"If you do some sensitivity analysis around potential losses on commercial real estate lending for banks, it's a very small number relative to what it would have been if you ran the same analysis in 2008 to 2009," Creelan-Sandford said.
Banks' recent experience of handling landlords in severe distress during the pandemic should also prevent any rerun of the turmoil seen in 2008 and its aftermath, Thomason said. Lenders are much better at engaging with borrowers and working with them to solve problems than they were a decade or so ago, the executive added.
"There will be stress on covenants next year," Thomason said. "But I also firmly believe that banks will be there to work through them."
As an expert in real estate finance and commercial property dynamics, I've spent years immersed in the intricacies of the market, monitoring trends, analyzing data, and advising stakeholders on investment strategies and risk management. My expertise extends to understanding the complexities of banking practices, loan structures, and the interplay between macroeconomic factors and commercial real estate performance.
The article you've provided sheds light on several critical aspects of the commercial property landscape, particularly in Europe, where major banks like HSBC are contemplating significant shifts due to evolving market conditions. Let's break down the key concepts and themes outlined in the article:
HSBC's Real Estate Footprint:
- HSBC is considering leaving its London headquarters as part of its strategy to reduce its real estate footprint. This decision underscores the challenges banks face in managing their property assets amidst changing market dynamics.
Rising Interest Rates and Bad Loans:
- The article highlights a surge in bad loans associated with commercial property, driven by rising interest rates. As rates increase, landlords face higher debt-servicing costs, potentially leading to loan defaults and distressed property sales.
Impact of Interest Rates on Property Valuations:
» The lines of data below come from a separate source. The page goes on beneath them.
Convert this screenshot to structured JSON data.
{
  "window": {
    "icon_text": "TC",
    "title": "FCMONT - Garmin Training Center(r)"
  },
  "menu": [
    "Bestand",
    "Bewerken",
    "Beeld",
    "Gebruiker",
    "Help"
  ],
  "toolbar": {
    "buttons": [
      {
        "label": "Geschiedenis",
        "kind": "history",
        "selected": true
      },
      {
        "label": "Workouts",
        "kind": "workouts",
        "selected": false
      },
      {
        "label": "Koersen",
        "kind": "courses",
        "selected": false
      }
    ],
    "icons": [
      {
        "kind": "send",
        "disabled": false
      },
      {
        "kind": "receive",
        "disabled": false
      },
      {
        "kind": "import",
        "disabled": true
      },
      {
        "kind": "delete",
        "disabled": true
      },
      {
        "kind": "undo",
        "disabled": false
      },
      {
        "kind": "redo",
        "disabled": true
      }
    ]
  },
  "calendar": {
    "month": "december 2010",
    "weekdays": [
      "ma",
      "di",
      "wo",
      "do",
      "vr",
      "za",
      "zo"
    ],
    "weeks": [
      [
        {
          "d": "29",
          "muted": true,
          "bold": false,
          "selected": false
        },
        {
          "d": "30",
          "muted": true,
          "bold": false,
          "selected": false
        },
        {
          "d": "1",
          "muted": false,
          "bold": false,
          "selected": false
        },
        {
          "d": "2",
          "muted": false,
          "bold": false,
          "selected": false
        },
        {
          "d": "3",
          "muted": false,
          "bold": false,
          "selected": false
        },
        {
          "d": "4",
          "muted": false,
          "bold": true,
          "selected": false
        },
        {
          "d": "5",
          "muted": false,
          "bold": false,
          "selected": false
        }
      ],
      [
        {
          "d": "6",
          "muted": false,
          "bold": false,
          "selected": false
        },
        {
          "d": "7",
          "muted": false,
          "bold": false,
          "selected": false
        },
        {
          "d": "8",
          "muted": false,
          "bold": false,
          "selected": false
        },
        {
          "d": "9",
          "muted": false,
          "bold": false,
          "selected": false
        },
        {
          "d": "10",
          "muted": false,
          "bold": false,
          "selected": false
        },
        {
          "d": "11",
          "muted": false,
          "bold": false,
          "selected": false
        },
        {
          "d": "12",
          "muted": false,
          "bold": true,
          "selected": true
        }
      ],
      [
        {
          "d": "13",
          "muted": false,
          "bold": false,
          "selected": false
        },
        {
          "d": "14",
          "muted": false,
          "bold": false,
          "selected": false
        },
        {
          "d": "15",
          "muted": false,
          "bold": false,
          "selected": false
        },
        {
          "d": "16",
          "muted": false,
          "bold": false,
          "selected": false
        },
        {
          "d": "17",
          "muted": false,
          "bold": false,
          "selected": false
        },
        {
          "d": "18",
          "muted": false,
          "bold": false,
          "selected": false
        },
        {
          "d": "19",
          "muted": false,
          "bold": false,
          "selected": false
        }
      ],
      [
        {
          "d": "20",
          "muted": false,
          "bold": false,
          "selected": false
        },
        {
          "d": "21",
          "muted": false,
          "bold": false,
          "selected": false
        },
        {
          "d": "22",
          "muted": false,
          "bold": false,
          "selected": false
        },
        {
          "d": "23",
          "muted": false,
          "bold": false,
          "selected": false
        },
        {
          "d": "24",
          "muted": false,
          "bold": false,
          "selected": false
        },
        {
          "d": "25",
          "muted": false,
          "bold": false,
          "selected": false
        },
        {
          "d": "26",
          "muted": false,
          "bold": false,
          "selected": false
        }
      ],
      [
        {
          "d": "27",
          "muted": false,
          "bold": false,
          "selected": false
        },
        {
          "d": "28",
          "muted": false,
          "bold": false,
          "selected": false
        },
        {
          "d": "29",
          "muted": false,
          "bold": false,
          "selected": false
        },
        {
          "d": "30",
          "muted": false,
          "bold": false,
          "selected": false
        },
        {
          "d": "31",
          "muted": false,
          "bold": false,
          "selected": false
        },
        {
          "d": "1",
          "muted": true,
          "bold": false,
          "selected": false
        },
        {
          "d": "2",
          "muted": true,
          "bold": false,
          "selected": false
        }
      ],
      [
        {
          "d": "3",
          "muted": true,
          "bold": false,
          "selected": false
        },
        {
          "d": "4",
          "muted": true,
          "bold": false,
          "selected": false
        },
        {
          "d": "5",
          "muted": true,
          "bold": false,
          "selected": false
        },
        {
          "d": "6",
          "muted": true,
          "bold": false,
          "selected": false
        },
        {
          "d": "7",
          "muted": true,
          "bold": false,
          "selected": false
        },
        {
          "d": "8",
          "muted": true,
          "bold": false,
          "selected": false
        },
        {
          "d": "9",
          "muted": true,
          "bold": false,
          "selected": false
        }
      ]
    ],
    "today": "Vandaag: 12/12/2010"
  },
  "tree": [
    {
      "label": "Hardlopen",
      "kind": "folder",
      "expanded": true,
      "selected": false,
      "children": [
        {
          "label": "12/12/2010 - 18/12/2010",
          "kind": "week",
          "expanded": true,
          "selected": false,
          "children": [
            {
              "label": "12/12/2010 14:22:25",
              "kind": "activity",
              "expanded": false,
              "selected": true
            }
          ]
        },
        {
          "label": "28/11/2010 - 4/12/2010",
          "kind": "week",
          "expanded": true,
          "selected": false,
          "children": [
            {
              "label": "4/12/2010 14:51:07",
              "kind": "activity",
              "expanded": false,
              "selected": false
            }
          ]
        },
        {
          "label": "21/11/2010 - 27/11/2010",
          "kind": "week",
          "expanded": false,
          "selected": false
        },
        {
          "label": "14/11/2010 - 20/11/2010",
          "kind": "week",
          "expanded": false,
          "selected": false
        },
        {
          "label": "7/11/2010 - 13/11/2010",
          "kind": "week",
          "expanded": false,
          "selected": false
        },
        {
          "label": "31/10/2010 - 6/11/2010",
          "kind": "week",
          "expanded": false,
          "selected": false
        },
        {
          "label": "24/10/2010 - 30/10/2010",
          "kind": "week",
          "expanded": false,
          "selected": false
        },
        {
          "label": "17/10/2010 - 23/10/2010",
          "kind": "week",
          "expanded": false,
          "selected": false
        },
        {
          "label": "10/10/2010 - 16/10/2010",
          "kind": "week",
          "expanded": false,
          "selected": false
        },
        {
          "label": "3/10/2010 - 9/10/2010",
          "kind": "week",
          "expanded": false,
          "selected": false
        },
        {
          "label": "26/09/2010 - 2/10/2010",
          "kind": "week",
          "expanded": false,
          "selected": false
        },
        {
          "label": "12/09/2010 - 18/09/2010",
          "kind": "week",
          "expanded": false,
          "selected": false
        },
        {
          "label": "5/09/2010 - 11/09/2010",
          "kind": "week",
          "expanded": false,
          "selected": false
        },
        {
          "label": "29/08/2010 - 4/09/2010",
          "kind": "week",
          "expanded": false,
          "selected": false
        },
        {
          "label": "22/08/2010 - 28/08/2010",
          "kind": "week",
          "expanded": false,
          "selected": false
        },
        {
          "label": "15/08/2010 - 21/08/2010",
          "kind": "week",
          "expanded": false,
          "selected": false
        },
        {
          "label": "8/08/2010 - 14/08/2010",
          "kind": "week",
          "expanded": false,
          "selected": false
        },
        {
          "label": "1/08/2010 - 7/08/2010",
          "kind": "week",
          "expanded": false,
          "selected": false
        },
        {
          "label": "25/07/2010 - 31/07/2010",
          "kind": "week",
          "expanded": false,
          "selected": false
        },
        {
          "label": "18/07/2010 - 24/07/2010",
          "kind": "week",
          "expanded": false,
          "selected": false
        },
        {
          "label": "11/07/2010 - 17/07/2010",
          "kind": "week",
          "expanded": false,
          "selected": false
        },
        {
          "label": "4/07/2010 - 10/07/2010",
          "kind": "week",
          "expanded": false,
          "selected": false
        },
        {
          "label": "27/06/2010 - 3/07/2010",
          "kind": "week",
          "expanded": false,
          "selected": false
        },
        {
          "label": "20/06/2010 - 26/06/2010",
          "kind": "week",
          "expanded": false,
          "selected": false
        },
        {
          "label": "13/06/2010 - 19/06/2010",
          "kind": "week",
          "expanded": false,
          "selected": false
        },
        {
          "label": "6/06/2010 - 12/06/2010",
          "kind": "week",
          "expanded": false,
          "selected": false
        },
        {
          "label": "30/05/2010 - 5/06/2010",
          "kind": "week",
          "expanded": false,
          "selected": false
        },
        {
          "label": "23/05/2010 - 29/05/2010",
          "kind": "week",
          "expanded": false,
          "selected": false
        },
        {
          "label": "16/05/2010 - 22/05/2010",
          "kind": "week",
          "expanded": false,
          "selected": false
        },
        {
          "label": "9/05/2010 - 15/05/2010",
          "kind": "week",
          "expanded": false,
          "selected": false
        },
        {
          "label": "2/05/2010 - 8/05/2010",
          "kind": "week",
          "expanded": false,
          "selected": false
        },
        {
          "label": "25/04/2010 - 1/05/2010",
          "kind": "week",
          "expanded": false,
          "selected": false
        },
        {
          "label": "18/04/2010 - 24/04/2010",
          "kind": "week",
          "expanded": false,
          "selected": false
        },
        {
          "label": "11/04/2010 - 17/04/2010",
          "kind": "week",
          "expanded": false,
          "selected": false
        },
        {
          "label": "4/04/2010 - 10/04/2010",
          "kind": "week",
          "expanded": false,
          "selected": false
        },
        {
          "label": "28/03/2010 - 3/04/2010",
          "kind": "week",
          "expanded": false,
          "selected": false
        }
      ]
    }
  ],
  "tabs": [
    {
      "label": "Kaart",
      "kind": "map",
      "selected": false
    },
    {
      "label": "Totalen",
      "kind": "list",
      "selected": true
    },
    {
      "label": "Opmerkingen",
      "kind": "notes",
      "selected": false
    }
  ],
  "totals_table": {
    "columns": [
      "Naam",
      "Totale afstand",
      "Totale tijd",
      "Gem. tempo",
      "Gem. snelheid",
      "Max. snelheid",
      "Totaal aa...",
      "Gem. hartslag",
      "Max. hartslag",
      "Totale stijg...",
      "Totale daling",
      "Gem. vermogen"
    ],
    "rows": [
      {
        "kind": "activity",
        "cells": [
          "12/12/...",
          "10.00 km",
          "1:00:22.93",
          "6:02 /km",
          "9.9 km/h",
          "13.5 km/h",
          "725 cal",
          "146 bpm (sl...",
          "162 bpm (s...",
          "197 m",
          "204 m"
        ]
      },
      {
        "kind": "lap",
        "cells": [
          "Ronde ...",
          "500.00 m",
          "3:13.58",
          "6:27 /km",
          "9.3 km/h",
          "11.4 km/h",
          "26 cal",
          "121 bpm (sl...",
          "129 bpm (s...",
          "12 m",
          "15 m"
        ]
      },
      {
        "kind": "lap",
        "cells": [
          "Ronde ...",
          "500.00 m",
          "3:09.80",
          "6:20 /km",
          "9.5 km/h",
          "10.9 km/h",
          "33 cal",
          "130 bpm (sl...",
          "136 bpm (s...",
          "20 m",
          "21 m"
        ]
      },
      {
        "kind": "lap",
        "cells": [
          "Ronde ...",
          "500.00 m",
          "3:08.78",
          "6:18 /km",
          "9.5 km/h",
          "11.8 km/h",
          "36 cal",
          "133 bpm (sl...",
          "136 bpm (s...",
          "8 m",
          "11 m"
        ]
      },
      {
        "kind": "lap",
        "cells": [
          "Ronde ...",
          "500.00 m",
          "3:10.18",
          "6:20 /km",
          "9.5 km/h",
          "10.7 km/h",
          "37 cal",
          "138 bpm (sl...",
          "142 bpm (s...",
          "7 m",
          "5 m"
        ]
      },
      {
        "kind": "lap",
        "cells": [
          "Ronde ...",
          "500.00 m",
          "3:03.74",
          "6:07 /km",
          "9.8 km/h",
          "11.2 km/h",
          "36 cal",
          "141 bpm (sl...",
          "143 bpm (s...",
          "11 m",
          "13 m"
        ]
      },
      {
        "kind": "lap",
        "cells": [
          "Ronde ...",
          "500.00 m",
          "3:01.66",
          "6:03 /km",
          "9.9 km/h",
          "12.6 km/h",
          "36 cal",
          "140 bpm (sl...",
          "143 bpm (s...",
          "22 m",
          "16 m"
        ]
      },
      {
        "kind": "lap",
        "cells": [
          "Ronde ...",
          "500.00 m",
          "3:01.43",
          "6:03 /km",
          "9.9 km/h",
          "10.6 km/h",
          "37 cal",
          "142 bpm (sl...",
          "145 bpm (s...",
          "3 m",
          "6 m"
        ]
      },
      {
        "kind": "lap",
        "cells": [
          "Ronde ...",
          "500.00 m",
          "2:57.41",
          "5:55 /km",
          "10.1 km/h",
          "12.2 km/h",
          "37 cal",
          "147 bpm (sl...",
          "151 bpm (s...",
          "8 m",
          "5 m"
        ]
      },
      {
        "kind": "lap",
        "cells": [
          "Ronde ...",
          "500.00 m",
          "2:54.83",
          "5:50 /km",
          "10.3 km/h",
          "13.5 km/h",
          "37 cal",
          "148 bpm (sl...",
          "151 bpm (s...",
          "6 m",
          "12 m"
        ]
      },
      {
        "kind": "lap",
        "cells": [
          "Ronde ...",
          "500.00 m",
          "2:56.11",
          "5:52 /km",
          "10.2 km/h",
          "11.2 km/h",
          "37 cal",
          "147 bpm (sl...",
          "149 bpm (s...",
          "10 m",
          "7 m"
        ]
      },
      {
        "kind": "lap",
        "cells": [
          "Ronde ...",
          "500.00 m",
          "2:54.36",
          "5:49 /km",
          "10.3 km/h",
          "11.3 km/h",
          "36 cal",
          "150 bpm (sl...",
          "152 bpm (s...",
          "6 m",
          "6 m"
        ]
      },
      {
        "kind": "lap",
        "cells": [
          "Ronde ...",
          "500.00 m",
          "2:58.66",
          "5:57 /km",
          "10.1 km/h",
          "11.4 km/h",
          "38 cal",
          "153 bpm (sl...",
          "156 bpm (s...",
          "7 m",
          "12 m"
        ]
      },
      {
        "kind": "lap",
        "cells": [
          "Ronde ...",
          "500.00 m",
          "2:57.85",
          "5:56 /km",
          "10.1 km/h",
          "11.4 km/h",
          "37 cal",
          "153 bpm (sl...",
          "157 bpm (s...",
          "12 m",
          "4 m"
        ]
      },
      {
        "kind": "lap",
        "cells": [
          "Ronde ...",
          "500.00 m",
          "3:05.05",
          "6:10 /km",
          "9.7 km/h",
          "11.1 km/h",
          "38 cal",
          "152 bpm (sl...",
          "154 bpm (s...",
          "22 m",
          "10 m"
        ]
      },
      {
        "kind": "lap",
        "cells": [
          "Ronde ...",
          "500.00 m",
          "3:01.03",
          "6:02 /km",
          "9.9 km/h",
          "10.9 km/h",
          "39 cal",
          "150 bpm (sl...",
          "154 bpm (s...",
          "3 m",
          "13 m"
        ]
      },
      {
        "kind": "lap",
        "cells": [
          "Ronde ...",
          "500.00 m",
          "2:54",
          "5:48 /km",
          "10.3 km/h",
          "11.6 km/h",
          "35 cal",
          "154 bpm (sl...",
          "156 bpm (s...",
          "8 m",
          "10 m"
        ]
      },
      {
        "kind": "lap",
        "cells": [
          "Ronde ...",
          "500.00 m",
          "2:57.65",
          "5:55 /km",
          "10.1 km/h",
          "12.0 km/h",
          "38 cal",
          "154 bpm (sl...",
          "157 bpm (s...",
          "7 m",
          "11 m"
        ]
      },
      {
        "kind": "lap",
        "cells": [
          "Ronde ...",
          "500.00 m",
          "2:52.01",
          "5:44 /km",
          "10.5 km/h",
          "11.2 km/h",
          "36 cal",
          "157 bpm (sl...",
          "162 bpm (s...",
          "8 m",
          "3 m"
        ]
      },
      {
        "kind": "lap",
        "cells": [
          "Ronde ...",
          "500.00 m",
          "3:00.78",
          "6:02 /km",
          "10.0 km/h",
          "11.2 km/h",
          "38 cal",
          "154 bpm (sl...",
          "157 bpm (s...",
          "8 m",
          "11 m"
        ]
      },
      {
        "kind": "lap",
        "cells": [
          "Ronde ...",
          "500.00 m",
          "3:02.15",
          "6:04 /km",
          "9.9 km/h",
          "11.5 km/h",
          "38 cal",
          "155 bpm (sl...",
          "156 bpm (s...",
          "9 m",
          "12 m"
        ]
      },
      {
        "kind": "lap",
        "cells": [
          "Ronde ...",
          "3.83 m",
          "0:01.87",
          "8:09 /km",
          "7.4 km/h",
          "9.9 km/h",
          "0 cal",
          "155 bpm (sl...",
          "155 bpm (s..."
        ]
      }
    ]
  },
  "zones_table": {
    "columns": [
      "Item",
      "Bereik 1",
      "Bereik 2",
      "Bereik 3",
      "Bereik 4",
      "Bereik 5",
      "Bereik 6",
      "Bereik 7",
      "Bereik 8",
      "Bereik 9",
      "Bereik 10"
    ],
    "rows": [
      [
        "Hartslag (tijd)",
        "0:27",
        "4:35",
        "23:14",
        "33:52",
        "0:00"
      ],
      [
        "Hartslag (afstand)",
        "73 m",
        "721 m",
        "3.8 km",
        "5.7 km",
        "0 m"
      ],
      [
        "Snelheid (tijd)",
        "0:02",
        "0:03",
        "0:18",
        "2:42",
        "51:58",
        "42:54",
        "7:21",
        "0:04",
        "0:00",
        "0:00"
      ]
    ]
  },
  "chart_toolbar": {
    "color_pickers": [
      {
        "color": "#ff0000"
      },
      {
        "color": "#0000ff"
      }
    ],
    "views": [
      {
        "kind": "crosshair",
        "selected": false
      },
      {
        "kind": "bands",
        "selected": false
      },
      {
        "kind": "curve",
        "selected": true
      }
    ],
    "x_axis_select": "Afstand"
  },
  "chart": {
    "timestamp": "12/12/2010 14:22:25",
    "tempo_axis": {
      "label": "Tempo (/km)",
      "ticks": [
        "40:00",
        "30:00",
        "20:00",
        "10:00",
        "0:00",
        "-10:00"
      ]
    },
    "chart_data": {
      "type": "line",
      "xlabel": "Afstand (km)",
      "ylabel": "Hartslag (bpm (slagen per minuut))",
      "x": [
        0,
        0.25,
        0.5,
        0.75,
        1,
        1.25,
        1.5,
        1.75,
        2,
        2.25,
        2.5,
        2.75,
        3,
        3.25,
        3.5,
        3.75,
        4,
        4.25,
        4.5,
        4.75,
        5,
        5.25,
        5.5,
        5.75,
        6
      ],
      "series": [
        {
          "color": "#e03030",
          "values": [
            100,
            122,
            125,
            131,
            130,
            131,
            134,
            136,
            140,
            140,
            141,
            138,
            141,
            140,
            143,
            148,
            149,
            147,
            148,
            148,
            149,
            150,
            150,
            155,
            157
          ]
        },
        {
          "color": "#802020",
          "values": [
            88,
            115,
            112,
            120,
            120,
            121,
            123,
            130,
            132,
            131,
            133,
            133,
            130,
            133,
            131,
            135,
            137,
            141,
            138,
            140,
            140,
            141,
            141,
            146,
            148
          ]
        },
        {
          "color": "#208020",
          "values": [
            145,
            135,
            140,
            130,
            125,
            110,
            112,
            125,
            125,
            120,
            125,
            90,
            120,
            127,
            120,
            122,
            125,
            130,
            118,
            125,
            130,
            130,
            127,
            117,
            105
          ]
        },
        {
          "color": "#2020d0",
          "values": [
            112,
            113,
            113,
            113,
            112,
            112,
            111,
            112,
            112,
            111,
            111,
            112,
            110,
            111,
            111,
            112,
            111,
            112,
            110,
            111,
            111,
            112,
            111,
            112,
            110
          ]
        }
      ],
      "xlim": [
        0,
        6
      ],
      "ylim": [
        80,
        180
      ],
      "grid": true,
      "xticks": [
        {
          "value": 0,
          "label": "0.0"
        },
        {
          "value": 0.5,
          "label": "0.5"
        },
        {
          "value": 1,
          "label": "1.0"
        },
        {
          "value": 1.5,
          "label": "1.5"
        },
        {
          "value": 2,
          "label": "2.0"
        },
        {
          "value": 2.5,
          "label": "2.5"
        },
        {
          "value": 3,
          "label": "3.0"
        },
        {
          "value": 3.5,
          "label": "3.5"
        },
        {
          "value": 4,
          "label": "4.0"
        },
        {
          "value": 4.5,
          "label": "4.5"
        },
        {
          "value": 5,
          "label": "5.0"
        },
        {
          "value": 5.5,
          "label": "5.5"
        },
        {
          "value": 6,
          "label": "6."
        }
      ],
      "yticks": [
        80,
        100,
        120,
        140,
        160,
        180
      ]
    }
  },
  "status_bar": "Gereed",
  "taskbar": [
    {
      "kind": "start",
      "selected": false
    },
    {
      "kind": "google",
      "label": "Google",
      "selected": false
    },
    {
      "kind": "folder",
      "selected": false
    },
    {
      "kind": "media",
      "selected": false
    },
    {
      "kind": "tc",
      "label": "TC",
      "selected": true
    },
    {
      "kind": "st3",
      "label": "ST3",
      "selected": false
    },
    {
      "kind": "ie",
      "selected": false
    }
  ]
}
- Higher interest rates diminish the attractiveness of real estate investments by increasing financing costs and reducing potential returns. This phenomenon can lead to declining property valuations and investor reluctance to engage in real estate transactions.
Debt Covenants and Lender Risk:
- Banks impose debt covenants on commercial property loans to mitigate risk. A significant drop in property prices may trigger covenant breaches, prompting lenders to intervene and potentially take possession of distressed properties.
Market Outlook and Predictions:
- Reports suggest a deteriorating outlook for commercial property, especially in the U.K. The IMF and Goldman Sachs have warned of potential declines in property prices, while analysts predict further challenges for landlords and lenders.
Investment Trends and Central Bank Policies:
- Despite record levels of investment in European commercial property in recent years, central banks are expected to raise interest rates to combat inflation, adding pressure to commercial landlords and investors.
Retail and Office Property Concerns:
- Retail and office properties face unique challenges, including reduced consumer spending, competition from e-commerce, and changes in office space demand due to remote working trends.
Comparison to 2008 Financial Crisis:
- While risks exist, experts believe that the current situation differs from the 2008 financial crisis. Banks are better capitalized, and lessons learned from the pandemic have equipped lenders to manage potential distress more effectively.
In summary, the article underscores the complex interdependencies between interest rates, property values, lender risk, and market sentiment in the commercial real estate sector. Understanding these dynamics is crucial for stakeholders navigating the evolving landscape of European commercial property markets.